29 Sep M. NIGHT SHYAMALAN’S THE VISIT: 4 Signs Loss And Guilt Are Too Scary To Feel
M. Night Shyamalan’s new psychological horror film, The Visit, has twists and turns and unexpected surprises that I wouldn’t think of revealing. Of course, this film has one of Shyamalan’s shock endings – it wouldn’t be a Shyamalan film without it. But for me as a psychoanalyst, there’s something else of more interest. What this film’s characters tell us about the ability or inability to work out the sometimes very scary feelings of loss and guilt.
In The Visit, we have a family – a Mom (Kathryn Hahn), a 15-year-old daughter, Becca (Olivia DeJonge), and a 13-year-old son, Tyler (Ed Oxenbould) who have gone through a very jolting loss. The Dad (Benjamin Kanes) abandoned them for another woman several years ago. Each is dealing with their feelings of grief and guilt in the only ways they can without any real help. Each uses one of various self-protective maneuvers to manage loss.
1. Trying not to think about it
Sadness can seem way too much to feel. In The Visit, Becca and Tyler’s mom is doing her best to be cheerful and present, but isn’t at all over being abandoned by her husband. Hasn’t gotten over, either, that she fought brutally with her parents to marry the guy who ended up leaving her, as her parents had warned.
Her shame and guilt preoccupy her. But because she’s afraid her sadness will overwhelm her, she soldiers on by doing everything she can to not think about it. Not to feel what she feels.
She’s a good mom, loves her kids, but since she isn’t able to grieve the losses of her husband or her parents, she can’t help Becca or Tyler. When a mom is battling against her own difficult feelings alone, her children are left alone, too, to manage theirs.
2. A detached observer
Becca hides behind her camera making a documentary of her mom’s life that will not include her dad. She’s a detached observer, wanting to make things OK, even better than OK, for her troubled Mom – and herself. She’ll be the one that gets forgiveness for her Mom from her grandparents.
As aware as she is of her Mom’s hurt, she’s unaware of her own. Becca detaches from feelings as if they don’t exist. That’s her symptom. Sadness can be scary, even terrifying. Especially if those feelings go unexpressed, have no outlet or ear to listen, and are accompanied by deep feelings of guilt (in most cases, not rational). This scariness is true for Becca – and Tyler.
3. A phobic response
Tyler tries to detach from his sadness, too. He’s all too rational: “Well, life just changes and people find something better.” As if his dad’s leaving doesn’t bother him at all; is an every day occurrence.
Yet, Tyler’s the most obviously symptomatic. He has a germ phobia. Tyler’s germs, his buried feelings – are always threatening to return and infect him. That’s how feelings are. They don’t go away, even if you want them to.

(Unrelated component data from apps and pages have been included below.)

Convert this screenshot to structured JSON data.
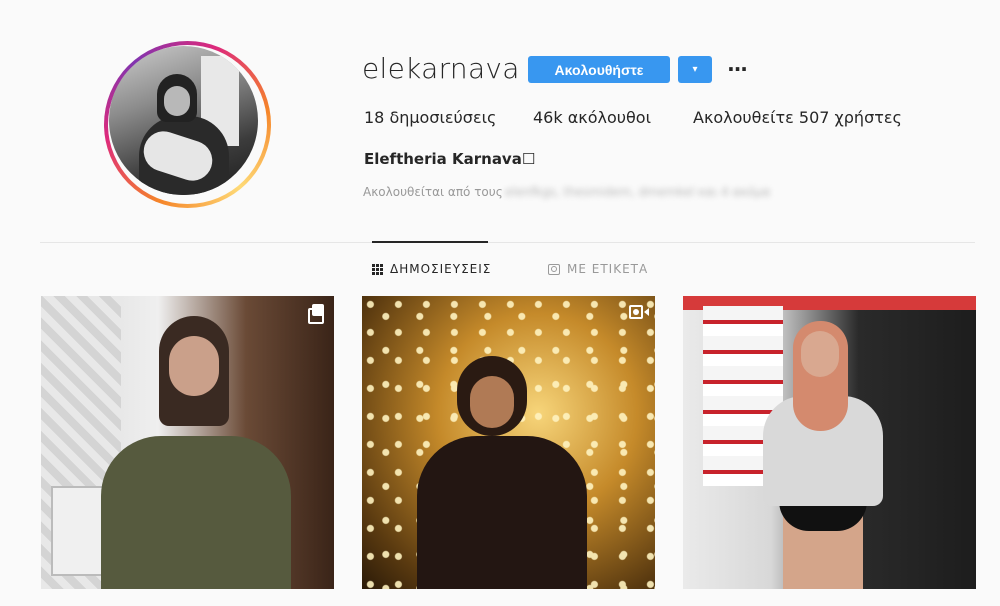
{
  "profile": {
    "username": "elekarnava",
    "follow_label": "Ακολουθήστε",
    "dropdown_label": "▾",
    "more_label": "···",
    "stats": {
      "posts": "18 δημοσιεύσεις",
      "followers": "46k ακόλουθοι",
      "following": "Ακολουθείτε 507 χρήστες"
    },
    "full_name": "Eleftheria Karnava☐",
    "followed_by_prefix": "Ακολουθείται από τους",
    "followed_by_names": "elenfkgs, thesmidem, dmemkel και 4 ακόμα"
  },
  "tabs": [
    {
      "label": "ΔΗΜΟΣΙΕΥΣΕΙΣ",
      "active": true
    },
    {
      "label": "ΜΕ ΕΤΙΚΕΤΑ",
      "active": false
    }
  ],
  "posts": [
    {
      "type": "carousel",
      "icon": "multiple-photos-icon"
    },
    {
      "type": "video",
      "icon": "video-camera-icon"
    },
    {
      "type": "photo"
    }
  ],
  "colors": {
    "accent": "#3897f0",
    "text": "#262626",
    "muted": "#999999",
    "background": "#fafafa"
  }
}
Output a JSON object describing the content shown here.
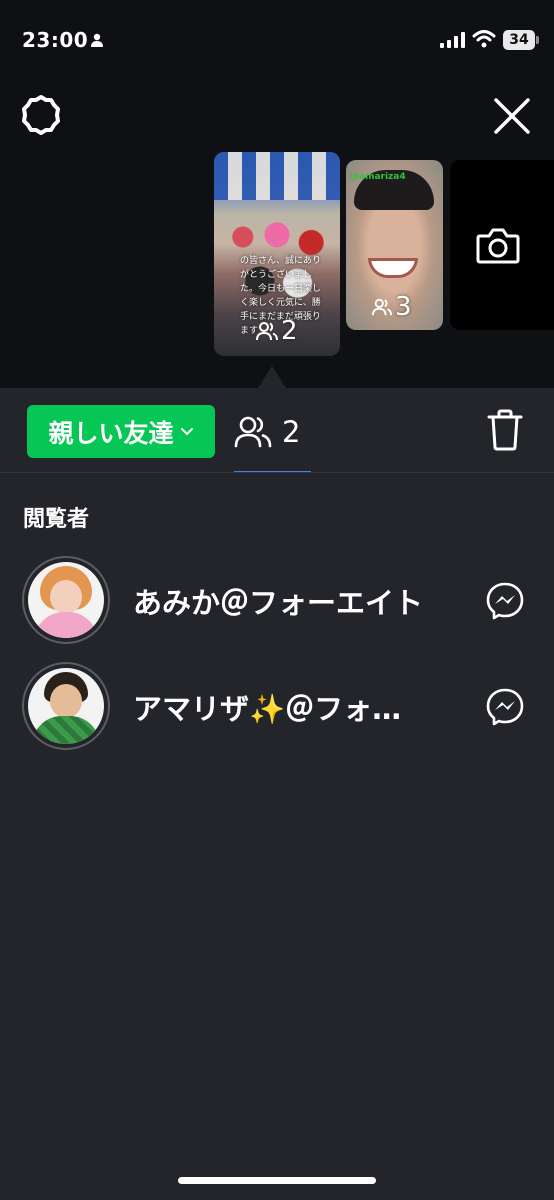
{
  "status_bar": {
    "time": "23:00",
    "battery": "34"
  },
  "stories": [
    {
      "viewer_count": "2",
      "caption": "の皆さん、誠にありがとうございました。今日も一日楽しく楽しく元気に、勝手にまだまだ頑張ります"
    },
    {
      "viewer_count": "3",
      "tag": "@amariza4"
    }
  ],
  "audience": {
    "label": "親しい友達"
  },
  "viewers_tab": {
    "count": "2"
  },
  "section": {
    "label": "閲覧者"
  },
  "viewers": [
    {
      "name": "あみか＠フォーエイト"
    },
    {
      "name": "アマリザ✨＠フォ…"
    }
  ],
  "colors": {
    "accent_green": "#06c755",
    "panel": "#23252b",
    "top_bg": "#0e1013",
    "tab_underline": "#3c86d6"
  },
  "icons": [
    "person-icon",
    "signal-icon",
    "wifi-icon",
    "gear-icon",
    "close-icon",
    "users-icon",
    "camera-icon",
    "chevron-down-icon",
    "trash-icon",
    "messenger-icon"
  ]
}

We eventually find that Tyler froze on the baseball field as a small boy and thinks he failed his dad. He believes, in his little boy’s mind, that this is the reason his dad left. He irrationally blames himself, and these feelings of guilt are blown out of proportion, blocking out the better times and love given.

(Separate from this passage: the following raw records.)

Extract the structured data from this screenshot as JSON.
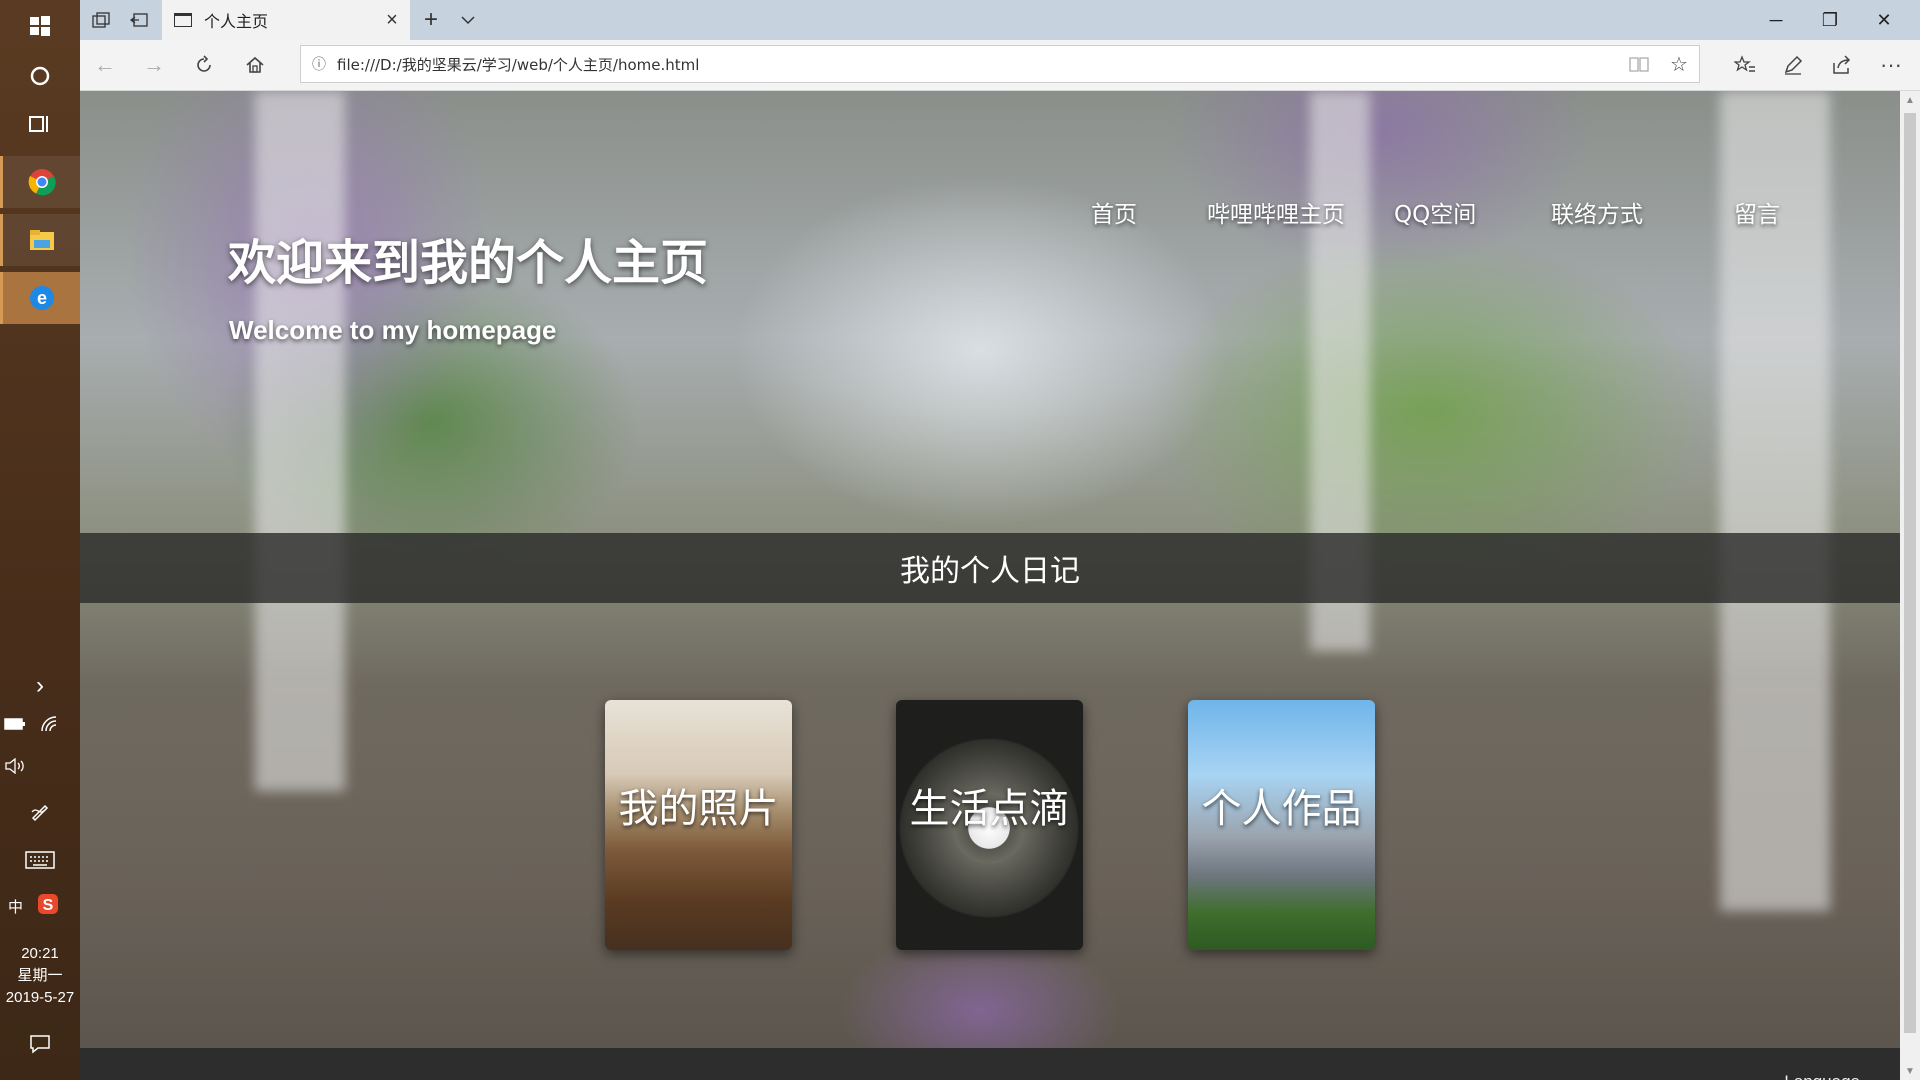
{
  "taskbar": {
    "icons": [
      "windows-start-icon",
      "cortana-circle-icon",
      "task-view-icon",
      "chrome-icon",
      "file-explorer-icon",
      "edge-icon"
    ],
    "tray": {
      "expand": "›",
      "ime": "中"
    },
    "clock": {
      "time": "20:21",
      "weekday": "星期一",
      "date": "2019-5-27"
    }
  },
  "browser": {
    "tab": {
      "title": "个人主页"
    },
    "address": {
      "url": "file:///D:/我的坚果云/学习/web/个人主页/home.html"
    },
    "window_controls": {
      "minimize": "─",
      "restore": "❐",
      "close": "✕"
    }
  },
  "page": {
    "title": "欢迎来到我的个人主页",
    "subtitle": "Welcome to my homepage",
    "nav": [
      "首页",
      "哔哩哔哩主页",
      "QQ空间",
      "联络方式",
      "留言"
    ],
    "diary_heading": "我的个人日记",
    "cards": [
      "我的照片",
      "生活点滴",
      "个人作品"
    ],
    "footer": {
      "language": "Language"
    }
  }
}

4. Disturbed behavior and/or panicked flight
Then, there’s “Nana” (Deanna Dunagan). She’s another case entirely. As viewers will see with “Nana’s” history, sometimes cruel or even destructive things are done. That kind of real guilt is impossible to touch.
Becca and Tyler’s “Nana” can’t approach anything to do with her past without extreme panic. Her kind of avoidance results in very troubling and bizarre behaviors. These are a result of the feelings she can’t come even close to being reminded of. As if the reminder itself is an accusation.
When Becca interviews “Nana” for her documentary – any question that arouses feelings of guilt or sadness is met with horror and immediate running away. People like “Nana” are mistrustful and suspicious – and ready to “kill” if anyone gets close to their feelings. There is too much unmanageable terror in facing what has happened or been done.
None of these 4 methods for trying to manage sadness and guilt works. Feelings, of course, don’t go away, even if you think they’re gone. They get buried, or you distract yourself, or they turn into troubling symptoms. Like Tyler’s germ phobia or “Nana’s” bizarre behavior. These symptoms may seem unrelated but aren’t. Feelings need to be felt. Often that requires help.
Finding your way to the other side of grief and guilt is possible when help (or unavoidable events) allow you to face your sadness. For Becca and Tyler and Mom (much less troubled than “Nana”), this is what we finally see in The Visit.
Tyler is convinced, with Becca’s help, that it isn’t his fault their Dad left. Becca remembers the good and loving times. Mom is able to grieve her losses, feel sad she couldn’t face her mistakes earlier to reconcile with her Mom and Dad. Finally, she forgives herself.
This is the best of grieving. When losses are felt and cried about for as long as needed, sadness becomes relieving – and not so scary. Guilt, too, can be seen for what it is and put in its proper place – as normal regret. You find that you’re only human. Life can begin again.